Monday, August 31, 2009
I love cheese, and i will never understand those people that define "stink" as that wonderful aroma from cheese.
It can be said that from smell, even before sight, one can distinguish a french cheese shop from an italian one. In fact, the french prefer smooth goat cheese, while Italians prefer those hard or half-hard ones made out of sheep or cow milk. In France the fragrance is more sweet and hints more of milk. In Italy a scent of a cellar, mold and hay prevails.
But here at La Maison du Fromage at La Thuile (Ao) there is a different perfume. Most part of proposed cheeses is locally produced, but they also have something coming from France and other parts of Italy. Also some longer-aged cheeses are displayed. The final result, therefore, is a right mixture of scents from different cultures.
Obviously Fontina cheese from this area lords over it.
The fontina cheese i used to know before was the product that usually is commonly sold in stores, and i judged it a cheese a little "banal". Elastic, a little spicy but without a remarkable personality.
Here at La Maison, instead, they proposed an aged Fontina that didn't look at all like the one i used to know, neither for the color (yellowish to browinsh, with irregular crust covered with dark molds), nor for the texture (half-hard, buttery and not elastic at all), or for the smell (bitter, strong and pungent), and for the taste (direct, bitter and spicy hot, with a note of almonds). After a small taste i was convinced to get a good slice.
We also bought a slice of Bleu d'Aoste (with wonderful veins of blue molds, consistent, buttery and spicey), and a couple of cheeses that i didn't know: the Grotta (harder and more aged, crumbly, strong taste), and the Capriolo (fresh smooth cheese made out of goat and cow milk, intense and spicey flavor).

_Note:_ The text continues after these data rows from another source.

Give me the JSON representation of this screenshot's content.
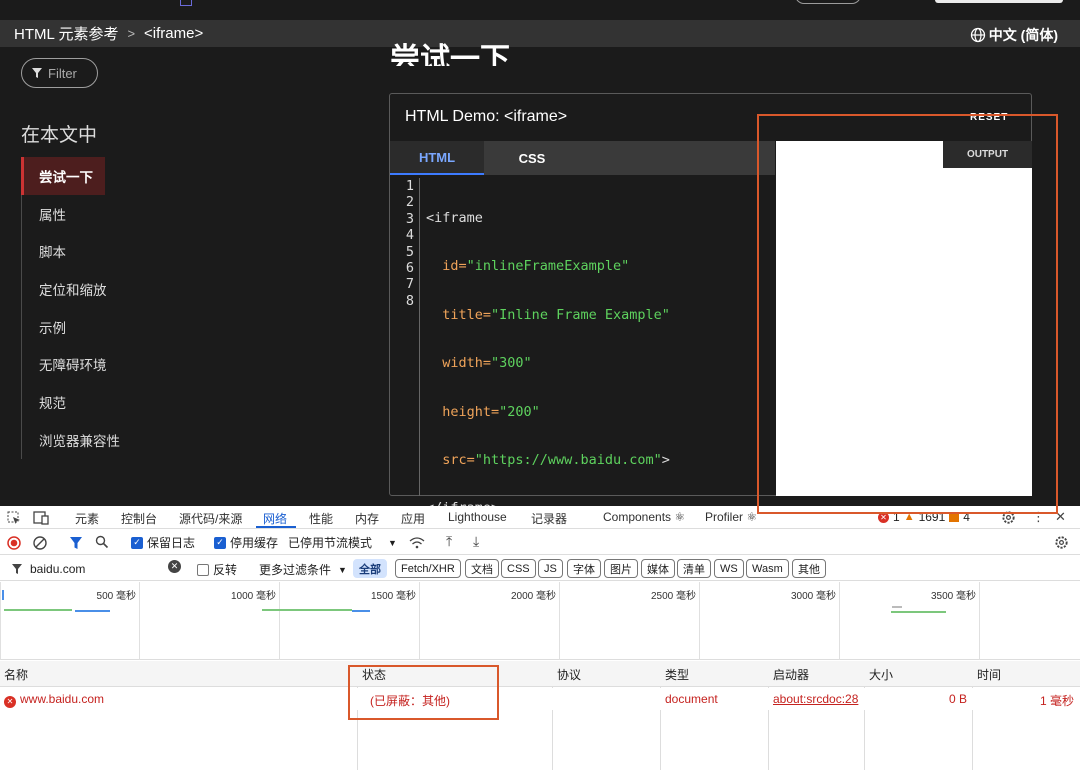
{
  "mdn": {
    "breadcrumb": {
      "parent": "HTML 元素参考",
      "separator": ">",
      "current": "<iframe>"
    },
    "language_label": "中文 (简体)",
    "filter_placeholder": "Filter",
    "page_heading": "尝试一下",
    "toc": {
      "title": "在本文中",
      "items": [
        "尝试一下",
        "属性",
        "脚本",
        "定位和缩放",
        "示例",
        "无障碍环境",
        "规范",
        "浏览器兼容性"
      ]
    },
    "demo": {
      "title": "HTML Demo: <iframe>",
      "reset_label": "RESET",
      "tabs": [
        "HTML",
        "CSS"
      ],
      "output_label": "OUTPUT",
      "line_numbers": [
        "1",
        "2",
        "3",
        "4",
        "5",
        "6",
        "7",
        "8"
      ],
      "code": {
        "l1": "<iframe",
        "l2_attr": "id=",
        "l2_val": "\"inlineFrameExample\"",
        "l3_attr": "title=",
        "l3_val": "\"Inline Frame Example\"",
        "l4_attr": "width=",
        "l4_val": "\"300\"",
        "l5_attr": "height=",
        "l5_val": "\"200\"",
        "l6_attr": "src=",
        "l6_val": "\"https://www.baidu.com\"",
        "l6_end": ">",
        "l7": "</iframe>"
      }
    }
  },
  "devtools": {
    "tabs": [
      "元素",
      "控制台",
      "源代码/来源",
      "网络",
      "性能",
      "内存",
      "应用",
      "Lighthouse",
      "记录器",
      "Components ⚛",
      "Profiler ⚛"
    ],
    "active_tab": "网络",
    "issues": {
      "errors": "1",
      "warnings": "1691",
      "info": "4"
    },
    "toolbar": {
      "preserve_log": "保留日志",
      "disable_cache": "停用缓存",
      "throttling": "已停用节流模式"
    },
    "filter": {
      "value": "baidu.com",
      "invert_label": "反转",
      "more_filters": "更多过滤条件",
      "types": [
        "全部",
        "Fetch/XHR",
        "文档",
        "CSS",
        "JS",
        "字体",
        "图片",
        "媒体",
        "清单",
        "WS",
        "Wasm",
        "其他"
      ]
    },
    "overview_ticks": [
      "500 毫秒",
      "1000 毫秒",
      "1500 毫秒",
      "2000 毫秒",
      "2500 毫秒",
      "3000 毫秒",
      "3500 毫秒"
    ],
    "columns": [
      "名称",
      "状态",
      "协议",
      "类型",
      "启动器",
      "大小",
      "时间"
    ],
    "rows": [
      {
        "name": "www.baidu.com",
        "status": "(已屏蔽：其他)",
        "protocol": "",
        "type": "document",
        "initiator": "about:srcdoc:28",
        "size": "0 B",
        "time": "1 毫秒"
      }
    ],
    "colors": {
      "accent": "#1a5fd1",
      "error": "#c5221f",
      "highlight": "#d9582b"
    }
  }
}
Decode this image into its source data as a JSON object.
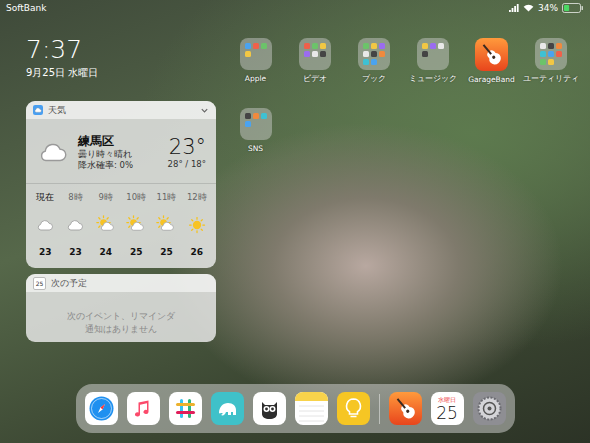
{
  "status_bar": {
    "carrier": "SoftBank",
    "battery": {
      "reading": "34%",
      "level": 0.34,
      "charging": true
    }
  },
  "lock": {
    "time": "7:37",
    "date": "9月25日 水曜日"
  },
  "weather": {
    "title": "天気",
    "expanded": false,
    "location": "練馬区",
    "condition": "曇り時々晴れ",
    "precipitation": "降水確率: 0%",
    "temp": "23°",
    "high_low": "28° / 18°",
    "hours": [
      {
        "label": "現在",
        "temp": "23",
        "kind": "cloudy"
      },
      {
        "label": "8時",
        "temp": "23",
        "kind": "cloudy"
      },
      {
        "label": "9時",
        "temp": "24",
        "kind": "partly"
      },
      {
        "label": "10時",
        "temp": "25",
        "kind": "partly"
      },
      {
        "label": "11時",
        "temp": "25",
        "kind": "partly"
      },
      {
        "label": "12時",
        "temp": "26",
        "kind": "sunny"
      }
    ]
  },
  "up_next": {
    "title": "次の予定",
    "icon_day": "25",
    "lines": [
      "次のイベント、リマインダ",
      "通知はありません"
    ]
  },
  "home": {
    "apps": [
      {
        "label": "Apple",
        "kind": "folder"
      },
      {
        "label": "ビデオ",
        "kind": "folder"
      },
      {
        "label": "ブック",
        "kind": "folder"
      },
      {
        "label": "ミュージック",
        "kind": "folder"
      },
      {
        "label": "GarageBand",
        "kind": "garageband"
      },
      {
        "label": "ユーティリティ",
        "kind": "folder"
      },
      {
        "label": "SNS",
        "kind": "folder"
      }
    ]
  },
  "dock": {
    "apps": [
      {
        "kind": "safari"
      },
      {
        "kind": "music"
      },
      {
        "kind": "slack"
      },
      {
        "kind": "elephant"
      },
      {
        "kind": "owl"
      },
      {
        "kind": "notes"
      },
      {
        "kind": "tips"
      }
    ],
    "recent": [
      {
        "kind": "garageband"
      },
      {
        "kind": "calendar",
        "weekday": "水曜日",
        "day": "25"
      },
      {
        "kind": "settings"
      }
    ]
  }
}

At La Maison there are also other food products. We bought some Arnad lard and some fresh milk. A free white chocolate bar was offered.
La Maison du Fromage
via Collomb, 10
11016 - La Thuile (Ao)